SpacingSpacing is important to integrate, especially with self-modeling. Repeated and spaced out use ofinterventions is shown to be the most helpful long-term for learning. Viewing videotapes of self-modeling should be shown over a spaced out period of time of approximately 6 weeks.Drug treatmentsMany practitioners believe that there is evidence indicating that antidepressants such as SSRIsmay be helpful in treating children and adults with selective mutism and even that medicine isessential to effective treatment.The medication is used to decrease anxiety levels tospeed the process of therapy. Use of medication may end after nine to twelve months, once theperson has learned skills to cope with anxiety and has become more comfortable in socialsituations. Medication is more often used for older children, teenagers, and adults whoseanxiety has led to depression and other problems.Medication, when used, should never be considered the entire treatment for a person withselective mutism.

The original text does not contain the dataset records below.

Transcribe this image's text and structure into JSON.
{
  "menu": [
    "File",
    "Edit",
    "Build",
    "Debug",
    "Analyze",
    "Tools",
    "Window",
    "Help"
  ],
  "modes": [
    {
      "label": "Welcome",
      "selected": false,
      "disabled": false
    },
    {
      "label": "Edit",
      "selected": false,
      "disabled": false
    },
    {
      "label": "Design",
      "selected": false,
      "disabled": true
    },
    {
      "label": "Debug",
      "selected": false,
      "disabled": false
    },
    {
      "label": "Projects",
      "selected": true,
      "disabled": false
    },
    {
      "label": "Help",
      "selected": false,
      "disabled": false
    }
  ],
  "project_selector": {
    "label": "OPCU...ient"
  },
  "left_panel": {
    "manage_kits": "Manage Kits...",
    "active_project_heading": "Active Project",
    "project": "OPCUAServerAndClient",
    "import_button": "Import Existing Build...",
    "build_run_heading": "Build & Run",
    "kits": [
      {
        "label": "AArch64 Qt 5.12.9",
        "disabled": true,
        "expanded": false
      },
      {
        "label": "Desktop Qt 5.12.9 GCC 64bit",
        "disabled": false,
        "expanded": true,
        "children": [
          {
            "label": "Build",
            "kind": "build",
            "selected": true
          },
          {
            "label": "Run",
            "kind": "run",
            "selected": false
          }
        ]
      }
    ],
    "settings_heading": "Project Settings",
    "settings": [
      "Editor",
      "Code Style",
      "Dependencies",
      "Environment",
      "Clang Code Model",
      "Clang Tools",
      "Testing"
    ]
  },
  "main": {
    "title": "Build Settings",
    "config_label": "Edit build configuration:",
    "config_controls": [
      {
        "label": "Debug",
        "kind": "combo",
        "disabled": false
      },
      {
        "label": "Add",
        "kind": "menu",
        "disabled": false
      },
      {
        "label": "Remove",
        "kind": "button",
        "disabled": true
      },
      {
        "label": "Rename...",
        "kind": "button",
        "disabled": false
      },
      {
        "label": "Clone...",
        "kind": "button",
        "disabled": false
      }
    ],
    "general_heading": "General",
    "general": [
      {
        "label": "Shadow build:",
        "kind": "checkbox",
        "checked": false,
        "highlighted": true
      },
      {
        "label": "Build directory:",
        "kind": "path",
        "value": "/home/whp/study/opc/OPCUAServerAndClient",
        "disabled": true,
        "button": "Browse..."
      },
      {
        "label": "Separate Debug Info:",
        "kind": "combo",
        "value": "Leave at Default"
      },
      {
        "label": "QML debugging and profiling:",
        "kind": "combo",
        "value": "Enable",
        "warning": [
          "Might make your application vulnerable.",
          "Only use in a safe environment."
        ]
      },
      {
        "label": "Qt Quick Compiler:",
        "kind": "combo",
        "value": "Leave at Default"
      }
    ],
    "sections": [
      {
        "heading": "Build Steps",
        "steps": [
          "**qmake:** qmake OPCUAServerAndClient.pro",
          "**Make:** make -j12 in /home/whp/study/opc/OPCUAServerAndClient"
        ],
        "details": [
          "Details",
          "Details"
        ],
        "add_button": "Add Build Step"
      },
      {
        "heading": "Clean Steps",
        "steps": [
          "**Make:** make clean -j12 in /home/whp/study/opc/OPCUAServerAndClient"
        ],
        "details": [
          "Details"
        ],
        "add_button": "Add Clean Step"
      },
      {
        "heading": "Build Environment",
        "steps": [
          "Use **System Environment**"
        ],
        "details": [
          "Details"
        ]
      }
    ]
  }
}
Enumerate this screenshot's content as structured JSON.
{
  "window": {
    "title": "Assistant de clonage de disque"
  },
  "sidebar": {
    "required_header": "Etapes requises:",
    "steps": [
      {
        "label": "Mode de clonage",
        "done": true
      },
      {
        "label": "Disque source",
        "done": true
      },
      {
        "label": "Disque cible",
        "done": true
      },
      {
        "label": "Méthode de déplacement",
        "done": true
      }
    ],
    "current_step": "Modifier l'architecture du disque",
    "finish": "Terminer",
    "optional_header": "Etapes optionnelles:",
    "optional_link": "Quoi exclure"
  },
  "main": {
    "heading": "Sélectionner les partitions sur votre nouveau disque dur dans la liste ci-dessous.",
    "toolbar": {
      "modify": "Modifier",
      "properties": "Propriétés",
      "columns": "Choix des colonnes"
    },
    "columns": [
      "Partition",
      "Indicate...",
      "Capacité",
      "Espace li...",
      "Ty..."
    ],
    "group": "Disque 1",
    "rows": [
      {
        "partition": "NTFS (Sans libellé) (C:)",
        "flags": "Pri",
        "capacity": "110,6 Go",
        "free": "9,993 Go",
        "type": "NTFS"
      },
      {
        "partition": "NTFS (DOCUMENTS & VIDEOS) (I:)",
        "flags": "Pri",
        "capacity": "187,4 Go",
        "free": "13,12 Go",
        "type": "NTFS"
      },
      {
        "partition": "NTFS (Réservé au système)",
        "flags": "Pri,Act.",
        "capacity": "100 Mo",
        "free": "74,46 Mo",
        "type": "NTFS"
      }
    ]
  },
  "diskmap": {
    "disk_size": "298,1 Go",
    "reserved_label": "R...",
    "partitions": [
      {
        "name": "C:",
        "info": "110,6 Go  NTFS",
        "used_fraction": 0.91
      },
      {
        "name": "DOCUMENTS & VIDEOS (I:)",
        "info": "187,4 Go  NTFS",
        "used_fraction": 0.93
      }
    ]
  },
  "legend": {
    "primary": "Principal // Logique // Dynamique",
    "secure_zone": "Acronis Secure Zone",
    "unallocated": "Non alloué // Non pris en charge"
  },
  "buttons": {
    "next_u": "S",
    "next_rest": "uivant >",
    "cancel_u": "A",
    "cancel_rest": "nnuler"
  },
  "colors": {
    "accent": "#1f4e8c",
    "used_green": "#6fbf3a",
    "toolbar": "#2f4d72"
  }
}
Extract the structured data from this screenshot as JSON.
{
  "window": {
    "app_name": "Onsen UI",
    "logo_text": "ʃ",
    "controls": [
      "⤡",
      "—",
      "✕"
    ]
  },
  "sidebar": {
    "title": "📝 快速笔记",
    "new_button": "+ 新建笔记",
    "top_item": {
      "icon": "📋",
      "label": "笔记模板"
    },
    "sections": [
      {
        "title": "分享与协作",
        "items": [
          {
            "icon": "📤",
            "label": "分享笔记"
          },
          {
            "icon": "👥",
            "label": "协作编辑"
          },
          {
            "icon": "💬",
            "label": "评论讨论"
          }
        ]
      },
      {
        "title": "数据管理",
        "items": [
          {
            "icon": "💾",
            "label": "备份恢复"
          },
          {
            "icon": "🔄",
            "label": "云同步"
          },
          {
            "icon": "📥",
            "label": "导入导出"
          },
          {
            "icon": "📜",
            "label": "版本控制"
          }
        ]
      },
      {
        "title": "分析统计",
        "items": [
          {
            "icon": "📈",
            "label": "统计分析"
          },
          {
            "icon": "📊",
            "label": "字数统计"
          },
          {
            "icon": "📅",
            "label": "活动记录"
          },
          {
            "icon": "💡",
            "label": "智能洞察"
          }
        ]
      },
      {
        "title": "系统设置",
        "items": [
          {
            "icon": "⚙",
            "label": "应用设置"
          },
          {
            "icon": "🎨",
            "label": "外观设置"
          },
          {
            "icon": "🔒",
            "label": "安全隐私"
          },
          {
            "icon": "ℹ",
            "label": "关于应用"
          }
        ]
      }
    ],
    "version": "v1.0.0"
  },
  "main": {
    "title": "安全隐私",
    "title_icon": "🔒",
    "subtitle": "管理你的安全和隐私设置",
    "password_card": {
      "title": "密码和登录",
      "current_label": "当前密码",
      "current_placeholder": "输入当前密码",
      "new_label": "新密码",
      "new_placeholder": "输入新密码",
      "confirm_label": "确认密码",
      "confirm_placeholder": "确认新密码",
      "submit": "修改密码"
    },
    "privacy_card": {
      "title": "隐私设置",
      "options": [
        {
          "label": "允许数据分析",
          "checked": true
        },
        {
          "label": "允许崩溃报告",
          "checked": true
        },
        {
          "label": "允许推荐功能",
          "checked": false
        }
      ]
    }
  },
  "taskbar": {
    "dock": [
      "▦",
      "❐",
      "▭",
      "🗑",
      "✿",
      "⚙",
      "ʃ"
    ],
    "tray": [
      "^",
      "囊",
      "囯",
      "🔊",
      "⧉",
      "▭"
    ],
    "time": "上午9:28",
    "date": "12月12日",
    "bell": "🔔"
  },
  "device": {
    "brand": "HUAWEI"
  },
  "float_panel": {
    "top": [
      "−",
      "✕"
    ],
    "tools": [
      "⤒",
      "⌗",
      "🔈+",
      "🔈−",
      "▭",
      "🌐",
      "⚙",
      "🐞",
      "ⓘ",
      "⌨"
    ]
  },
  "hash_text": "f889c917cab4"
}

While on medication, the person should be in therapy to help him or her toknow how to handle anxiety and prepare him or her for life without medication.Anti-depressants have been used in addition to self-modeling and mystery motivation in order toaid in the learning process.Do Individuals Experiencing Selective Mutism Have Associated Behaviors?Yes. Associated behaviors may include no eye contact, no facial expression, immobility, or nervousfidgeting when confronted withgeneral expectations in social situations. These symptoms do not indicate willfulness, but rather anattempt to control risinganxiety.Some may withdraw by pulling back when approached or touched and exhibit different forms of bodylanguage. In many cases thebody language has been misinterpreted as abuse, however, we have found that these behaviors stemfrom anxiety. Based onresponses to the Foundation, we suspect that some may have Obsessive-Compulsive Disorder (OCD) orTourette Syndrome typesymptoms, and a variety of phobias as well.